1 cup white jasmine rice, rinsed
2 cups water
½- ¾ cup coconut cream
¼ cup sugar
to serve: 1 ripe mango, diced
optional: shredded, unsweetened coconut & ground cardamom
Place the rice in a heavy-bottomed pot (make sure it’s one with a lid!). Rinse the rice 2-3 times using cold water and swishing it around with your hand. Once you’ve drained the rinsing water, add 2 cups of fresh water, a pinch of salt, and whisk in the coconut cream—you can heat up the cream first, which will make things easier. Cover the pot with the lid and turn the heat to medium-low.
The goal here is to bring the rice to a simmer, not to a boil. Once you’ve reached a simmer, give the rice a good stir, scraping up the bottom to make sure it’s not sticking. Stir in the sugar & salt and cover, adjusting the heat as needed to maintain a very gentle simmer.
Check the rice occasionally, stirring gently, until it’s fully cooked and nearly all of the liquid has been absorbed. Remove from the heat, cover, and let the rice cool slightly before serving.
Summer’s here, in all its glory.
Not many words for today’s post, just these images of my kid (& the dog) enjoying the heck out of a homemade strawberry-yogurt popsicle, plus a list of some recipes you might consider trying—or returning to—this month.
I love every recipe I post, but sometimes I just plain forget about them once they’ve appeared on the blog. (The frequency with which I search my own blog for ideas of what to make is kinda goofy.) So, I figured, if I’ve managed to forget about some of these, then there are bound to be ones you may have missed as well.
Will be posting new recipes this month, too!
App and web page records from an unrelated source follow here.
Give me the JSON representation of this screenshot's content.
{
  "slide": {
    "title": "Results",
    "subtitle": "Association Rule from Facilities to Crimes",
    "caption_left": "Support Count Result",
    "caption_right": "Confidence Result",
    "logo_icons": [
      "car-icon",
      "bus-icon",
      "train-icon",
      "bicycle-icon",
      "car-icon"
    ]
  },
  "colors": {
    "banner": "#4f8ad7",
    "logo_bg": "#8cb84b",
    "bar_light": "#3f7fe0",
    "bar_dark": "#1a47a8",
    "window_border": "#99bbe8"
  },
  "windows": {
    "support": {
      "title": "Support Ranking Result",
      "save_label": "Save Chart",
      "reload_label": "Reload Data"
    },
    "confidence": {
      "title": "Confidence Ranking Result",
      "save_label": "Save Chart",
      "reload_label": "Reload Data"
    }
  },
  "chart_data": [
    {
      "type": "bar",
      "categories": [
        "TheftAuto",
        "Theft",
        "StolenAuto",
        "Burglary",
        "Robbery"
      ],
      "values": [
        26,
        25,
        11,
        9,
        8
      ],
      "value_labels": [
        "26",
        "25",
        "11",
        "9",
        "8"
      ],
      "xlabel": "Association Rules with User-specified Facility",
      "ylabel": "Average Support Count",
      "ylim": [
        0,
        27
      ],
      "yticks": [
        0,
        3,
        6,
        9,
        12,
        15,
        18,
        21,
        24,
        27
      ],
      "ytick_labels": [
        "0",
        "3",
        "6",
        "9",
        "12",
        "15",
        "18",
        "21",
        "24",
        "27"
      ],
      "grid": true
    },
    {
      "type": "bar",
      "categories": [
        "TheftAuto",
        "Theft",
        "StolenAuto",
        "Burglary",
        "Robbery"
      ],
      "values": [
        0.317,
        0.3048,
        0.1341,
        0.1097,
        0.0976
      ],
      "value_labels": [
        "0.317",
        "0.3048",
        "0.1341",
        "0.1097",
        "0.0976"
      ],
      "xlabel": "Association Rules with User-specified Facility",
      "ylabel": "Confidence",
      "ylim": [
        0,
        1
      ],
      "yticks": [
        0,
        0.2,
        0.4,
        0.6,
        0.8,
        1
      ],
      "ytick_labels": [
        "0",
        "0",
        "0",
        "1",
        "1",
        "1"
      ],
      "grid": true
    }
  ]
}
Just flipped through the June issue of Bon Appetit and felt like the whole thing was stuffed with recipes I want to try. Plus, the latest Saveur features this incredibly gorgeous feature about Midsummer’s Day in Sweden and now I find myself oddly compelled to make my own Aquavit…if I give into that impulse, I promise to share the results.
Happy summering, my friends!
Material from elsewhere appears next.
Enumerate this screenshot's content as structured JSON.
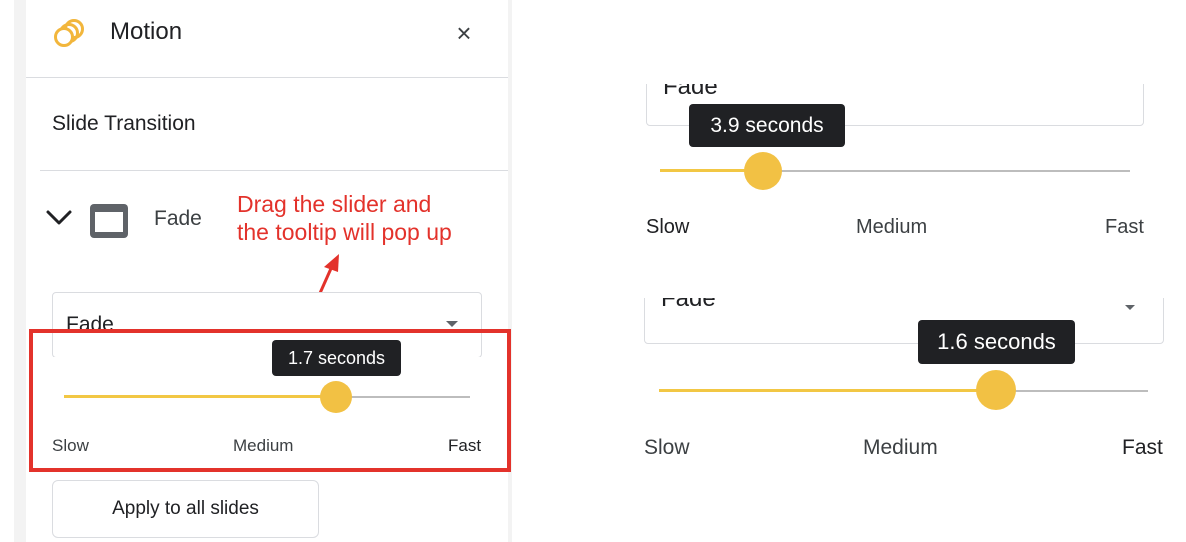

This one is incredibly simple & so satisfying—I served it a few weeks ago alongside Homesick Texan’s lemon bread, and the combination was fantastic.
Perfect for using up an abundance of Farmers Market or backyard garden veggies!
Another great way to load up on summer produce, and a great dish to make ahead. serve alongside the protein of your choice, on top of toasted bread, or use to fill vegetarian tacos or enchiladas
This dough comes together in the food processor & the recipe calls for cold butter, which means you can pull these cookies together super-fast! even better—make a double batch of the dough, roll one half into a log & keep in the freezer all summer for easy slice-and-bake cookies.
Cocktails made with jalapeno, tequila, guava, & ginger beer, for all your happiest hours.
Sometimes you get burnt out on hummus, you know? this is a great, healthy dip alternative that doubles as an excellent sandwich spread. I’ve also tried roasting the red peppers before making the dip (as suggested by a reader), and enjoy that variation quite a bit.
A satisfying one pot meal. for a variation on the theme, try this fried rice method; I used it just yesterday as a way to repurpose a bit of leftover grilled meat, some coconut rice that had been hanging out in the fridge for a few days, and fresh veggies into a complete meal.
A house favorite; we’ve made this 3-4 times already this summer!
Because you knew there had to be something fried on this list! these are light, and the green goddess dip that goes alongside them is incredibly flavorful.